Note that the term “healthy lifestyle” means different things to different people. That’s why I wrote a detailed guide about what it means from evolutionary and scientific perspective. You can learn more about the core pillars of healthy living and how Kathy and I leverage them in this post: How to Live a Healthy Lifestyle.
If you don’t have time to read the entire article, here are the most important steps you can take today.
Relax and Don’t Stress
It might sound obvious, but stress has a negative impact on your health, and by extension, your baby’s health. So try to stay calm and do what you can to manage stress, including exercise, meditation and/or yoga. You can even try some of the gadgets for stress relief we use on a regular basis.
More than genetic predisposition, the food you eat directly impacts the expression of your genes and the risk of inflammation in your body.
The latter has been linked to all metabolic diseases we know of, including those you’re more likely to develop during pregnancy. If you’re unsure where to start when it comes to improving your diet, check out my plants vs. meat article.
Get All Your Micronutrients
Your doctor has probably prescribed you a prenatal vitamin. Make sure you take it, but don’t forget that most of the vitamins and minerals your body needs should come from the food you eat.
Organ meat (and liver in particular) is arguably the best source of micronutrients for the human body because it’s what our ancestors and early humans evolved to thrive on. So if you don’t like the taste of organs or don’t have easy access to them, I highly recommend freeze-dried organ meats. That’s one of the reasons why I decided to create my own desiccated beef liver supplement that’s made from 100% pasture-raised, grass-fed and grass-finished New Zealand cattle.
Beef liver is nature’s ultimate multivitamin because it has over 25 minerals, vitamins and co-factors, including heme-iron, vitamin B12 and vitamin B9 (folate). The latter is the natural form of vitamin B9 rather than the synthetic version (folic acid) found in most vitamin supplements.

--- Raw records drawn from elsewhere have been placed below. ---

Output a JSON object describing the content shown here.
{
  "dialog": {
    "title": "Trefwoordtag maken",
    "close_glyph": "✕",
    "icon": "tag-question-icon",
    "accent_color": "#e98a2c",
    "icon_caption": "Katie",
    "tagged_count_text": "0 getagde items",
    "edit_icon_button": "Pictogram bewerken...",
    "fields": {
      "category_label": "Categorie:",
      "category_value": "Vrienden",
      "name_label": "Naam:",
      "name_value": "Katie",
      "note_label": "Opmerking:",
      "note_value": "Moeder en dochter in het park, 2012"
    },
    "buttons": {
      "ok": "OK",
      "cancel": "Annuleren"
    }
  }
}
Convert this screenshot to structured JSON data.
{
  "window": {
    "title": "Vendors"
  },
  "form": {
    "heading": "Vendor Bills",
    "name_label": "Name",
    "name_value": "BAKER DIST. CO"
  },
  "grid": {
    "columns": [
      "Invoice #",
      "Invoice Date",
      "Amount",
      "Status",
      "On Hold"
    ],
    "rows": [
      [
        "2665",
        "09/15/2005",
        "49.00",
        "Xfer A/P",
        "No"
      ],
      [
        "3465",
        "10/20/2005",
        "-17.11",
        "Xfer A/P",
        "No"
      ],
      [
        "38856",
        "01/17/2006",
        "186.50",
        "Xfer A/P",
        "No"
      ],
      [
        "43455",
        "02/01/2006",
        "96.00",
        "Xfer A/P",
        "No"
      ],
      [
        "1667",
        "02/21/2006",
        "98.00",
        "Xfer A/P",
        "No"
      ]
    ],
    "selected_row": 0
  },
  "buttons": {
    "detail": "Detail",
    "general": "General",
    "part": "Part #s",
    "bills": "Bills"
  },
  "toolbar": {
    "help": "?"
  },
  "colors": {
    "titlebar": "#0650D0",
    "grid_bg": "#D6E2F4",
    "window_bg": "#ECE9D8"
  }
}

Case in point: most over-the-counter supplements contain synthetic versions of vitamins that your body can’t absorb as readily as their natural counterparts. That’s why I recommend sticking with a combination of whole-food multivitamins and a prescription product (such as the one your doctor prescribed) instead of over-the-counter options.

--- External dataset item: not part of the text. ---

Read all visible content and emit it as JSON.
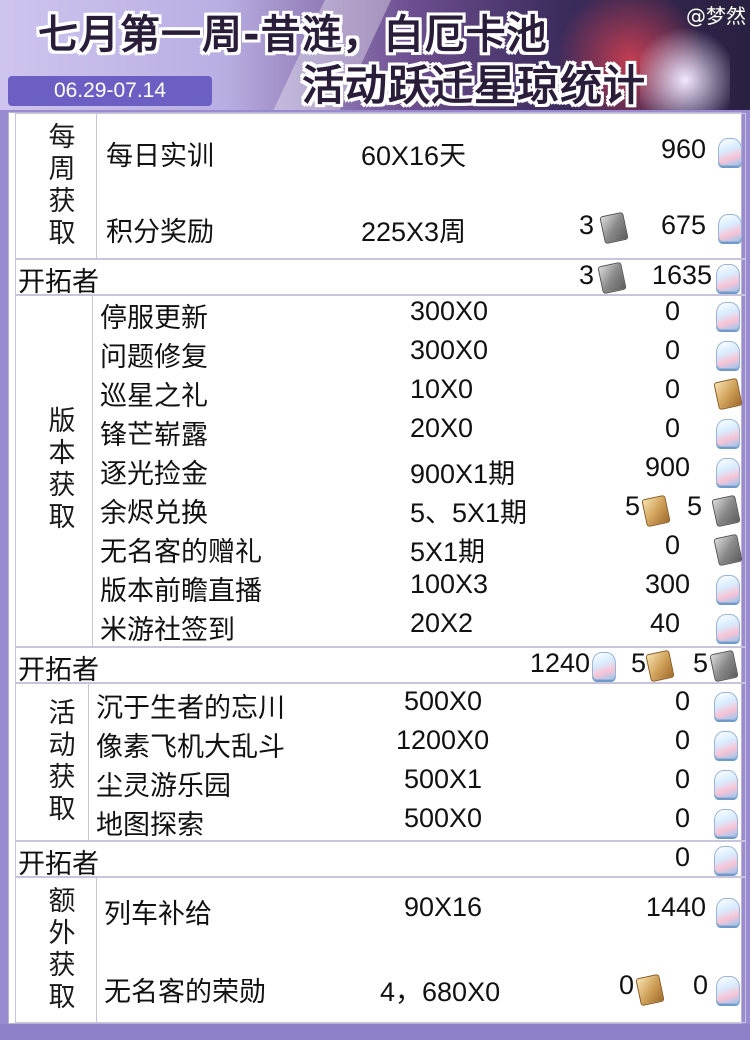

But keep in mind that supplements, as the name implies, are just meant to supplement an otherwise healthy dietary lifestyle.
Reduce Your Exposure to Environmental Toxins
You’re likely exposed to certain environmental toxins on a daily basis. These toxins can harm your reproductive health and lead to adverse pregnancy outcomes.
I only realized how much exposure to endocrine-disrupting chemicals (estrogenics) we had, from sources like common household products, tap water and skincare products, years after our son was born prematurely.
It’s been five years since Lucas was born and I’m now convinced that environmental estrogens and nutrition contributed to my wife’s pregnancy complications, and that we could have most likely avoided those issues.
So check out this blog post to learn how you can start removing some of the most toxic products from your household today. To learn more about the non-toxic products we use in the Kummer household, check out this YouTube video.
Low PAPP-A During Pregnancy: Closing Thoughts
If you found this blog post looking for answers, I hope that I could provide some. Don’t despair and trust your doctors! Most importantly, keep your cool and don’t let the results of a test freak you out.
Instead, make sure you consume a diet that’s consistent with human evolution, supplement with high-quality vitamins (ideally from whole-food sources), reduce your exposure to environmental toxins and manage your stress.
If your doctor diagnosed you with low PAPP-A levels, leave a comment and share your story with fellow readers!
I’m a healthy living and technology enthusiast.
On this blog, I share in-depth product reviews, actionable information and solutions to complex problems in plain and easy-to-understand language.